During a divorce, people often turn to online resources. Maybe they vent about an ex under a pseudonym on a website, post pictures on Instagram to invite supportive comments or seek companionship through a dating app.
However, it is crucial that you use caution if you decide to engage in these or other online activities. You could wind up adversely affecting elements of your divorce, including the division of your assets.
Contradicting statements you make in court documents
Imagine you are seeking spousal support. One of your friends suggests going on a vacation to alleviate some of the stress of the divorce, and it does help. At first. However, if the judge (or your ex) sees pictures of you relaxing on vacation, shopping and eating out at nice restaurants, it could give them cause to challenge your statements that you are financially disadvantaged.
Similarly, posting pictures of a new car or talking about a promotion at work could cause problems if you did not disclose those assets or earnings during your divorce.
Hurting your image in the eyes of the court
During a divorce, you should assume everything you do online can get back to the courts or your ex. If you are making threats, accusations and other unflattering statements online, those could come back to haunt you and paint a very different picture of your attitude and ambitions than what people see in court.

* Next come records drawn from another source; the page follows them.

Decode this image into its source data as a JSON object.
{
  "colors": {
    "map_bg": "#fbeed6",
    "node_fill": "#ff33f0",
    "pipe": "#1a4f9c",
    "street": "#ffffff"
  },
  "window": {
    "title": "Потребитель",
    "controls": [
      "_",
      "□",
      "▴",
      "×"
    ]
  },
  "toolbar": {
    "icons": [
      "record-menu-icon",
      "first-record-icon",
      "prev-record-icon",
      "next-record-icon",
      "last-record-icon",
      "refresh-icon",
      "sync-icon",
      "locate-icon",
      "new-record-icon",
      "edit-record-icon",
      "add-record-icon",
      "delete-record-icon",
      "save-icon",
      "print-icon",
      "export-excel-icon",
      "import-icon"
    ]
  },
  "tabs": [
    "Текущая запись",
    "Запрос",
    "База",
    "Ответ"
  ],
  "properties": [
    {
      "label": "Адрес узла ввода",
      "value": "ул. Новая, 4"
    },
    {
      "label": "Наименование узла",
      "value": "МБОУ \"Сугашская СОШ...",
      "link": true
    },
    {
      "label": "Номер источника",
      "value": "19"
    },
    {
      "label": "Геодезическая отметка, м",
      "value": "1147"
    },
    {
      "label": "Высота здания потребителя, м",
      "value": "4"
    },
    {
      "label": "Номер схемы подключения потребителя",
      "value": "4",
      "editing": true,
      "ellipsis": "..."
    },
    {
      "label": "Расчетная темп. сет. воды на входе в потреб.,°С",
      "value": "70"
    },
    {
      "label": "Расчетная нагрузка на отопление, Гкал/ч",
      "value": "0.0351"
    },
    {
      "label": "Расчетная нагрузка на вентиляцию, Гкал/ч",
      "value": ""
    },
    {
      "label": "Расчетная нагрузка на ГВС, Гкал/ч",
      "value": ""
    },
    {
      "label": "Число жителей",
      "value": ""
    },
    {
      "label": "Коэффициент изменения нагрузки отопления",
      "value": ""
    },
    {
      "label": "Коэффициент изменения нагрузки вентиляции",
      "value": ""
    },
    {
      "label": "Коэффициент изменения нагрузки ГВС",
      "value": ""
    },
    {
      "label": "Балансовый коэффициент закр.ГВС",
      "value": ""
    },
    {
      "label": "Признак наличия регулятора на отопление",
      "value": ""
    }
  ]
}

Affecting equitable distribution
Michigan property division laws dictate that property will be divided equitably, or fairly, in a divorce. Often, this means that each person will get about half of the marital estate, but this could change if there is evidence that that is not fair, including your activities online.
For instance, if you are already involved in a new relationship or visiting gambling sites, the courts or your soon-to-be ex might develop a very different opinion of what fair looks like. This could lead to contentious fights and uneven asset division.

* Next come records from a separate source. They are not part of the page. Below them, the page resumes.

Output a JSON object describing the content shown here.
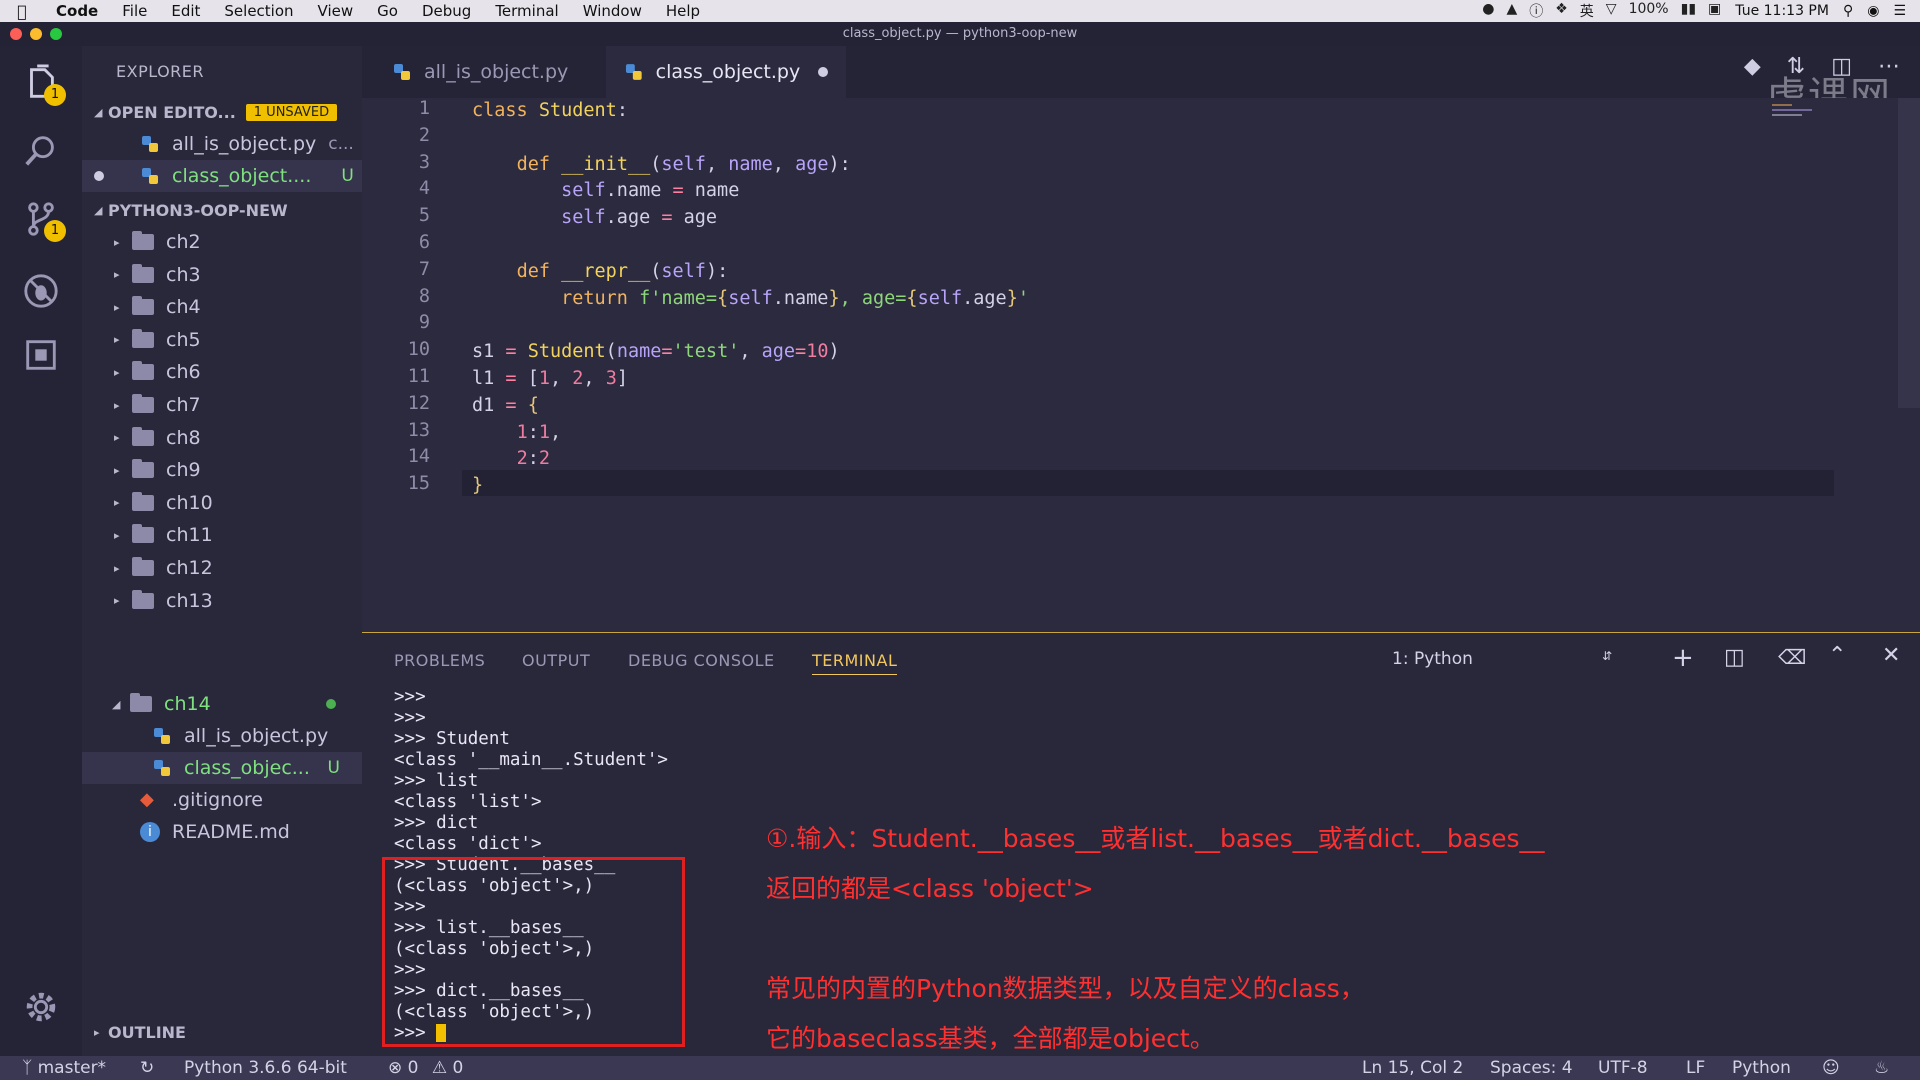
{
  "menubar": {
    "app": "Code",
    "items": [
      "File",
      "Edit",
      "Selection",
      "View",
      "Go",
      "Debug",
      "Terminal",
      "Window",
      "Help"
    ],
    "battery": "100%",
    "clock": "Tue 11:13 PM",
    "input_method": "英"
  },
  "window_title": "class_object.py — python3-oop-new",
  "watermark": "虎课网",
  "activity": {
    "explorer_badge": "1",
    "scm_badge": "1"
  },
  "sidebar": {
    "title": "EXPLORER",
    "open_editors": {
      "label": "OPEN EDITO...",
      "badge": "1 UNSAVED"
    },
    "open_files": [
      {
        "name": "all_is_object.py",
        "suffix": "c..."
      },
      {
        "name": "class_object....",
        "status": "U"
      }
    ],
    "project": "PYTHON3-OOP-NEW",
    "folders": [
      "ch2",
      "ch3",
      "ch4",
      "ch5",
      "ch6",
      "ch7",
      "ch8",
      "ch9",
      "ch10",
      "ch11",
      "ch12",
      "ch13",
      "ch14"
    ],
    "ch14_files": [
      {
        "name": "all_is_object.py"
      },
      {
        "name": "class_objec...",
        "status": "U"
      }
    ],
    "root_files": [
      ".gitignore",
      "README.md"
    ],
    "outline": "OUTLINE"
  },
  "tabs": [
    {
      "label": "all_is_object.py",
      "active": false
    },
    {
      "label": "class_object.py",
      "active": true,
      "dirty": true
    }
  ],
  "editor": {
    "line_numbers": [
      "1",
      "2",
      "3",
      "4",
      "5",
      "6",
      "7",
      "8",
      "9",
      "10",
      "11",
      "12",
      "13",
      "14",
      "15"
    ]
  },
  "panel": {
    "tabs": [
      "PROBLEMS",
      "OUTPUT",
      "DEBUG CONSOLE",
      "TERMINAL"
    ],
    "active_tab": "TERMINAL",
    "terminal_select": "1: Python",
    "terminal_lines": [
      ">>>",
      ">>>",
      ">>> Student",
      "<class '__main__.Student'>",
      ">>> list",
      "<class 'list'>",
      ">>> dict",
      "<class 'dict'>",
      ">>> Student.__bases__",
      "(<class 'object'>,)",
      ">>>",
      ">>> list.__bases__",
      "(<class 'object'>,)",
      ">>>",
      ">>> dict.__bases__",
      "(<class 'object'>,)",
      ">>> "
    ],
    "notes": [
      "①.输入：Student.__bases__或者list.__bases__或者dict.__bases__",
      "返回的都是<class 'object'>",
      "常见的内置的Python数据类型，以及自定义的class，",
      "它的baseclass基类，全部都是object。"
    ]
  },
  "status": {
    "branch": "master*",
    "interpreter": "Python 3.6.6 64-bit",
    "errors": "0",
    "warnings": "0",
    "position": "Ln 15, Col 2",
    "spaces": "Spaces: 4",
    "encoding": "UTF-8",
    "eol": "LF",
    "language": "Python"
  }
}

Protecting yourself during divorce
Because mistakes online can have such a significant impact on the asset division process, it is wise to be especially mindful of what you do and say during divorce. Should you have specific questions about what you should or should not do, you can discuss them with your attorney.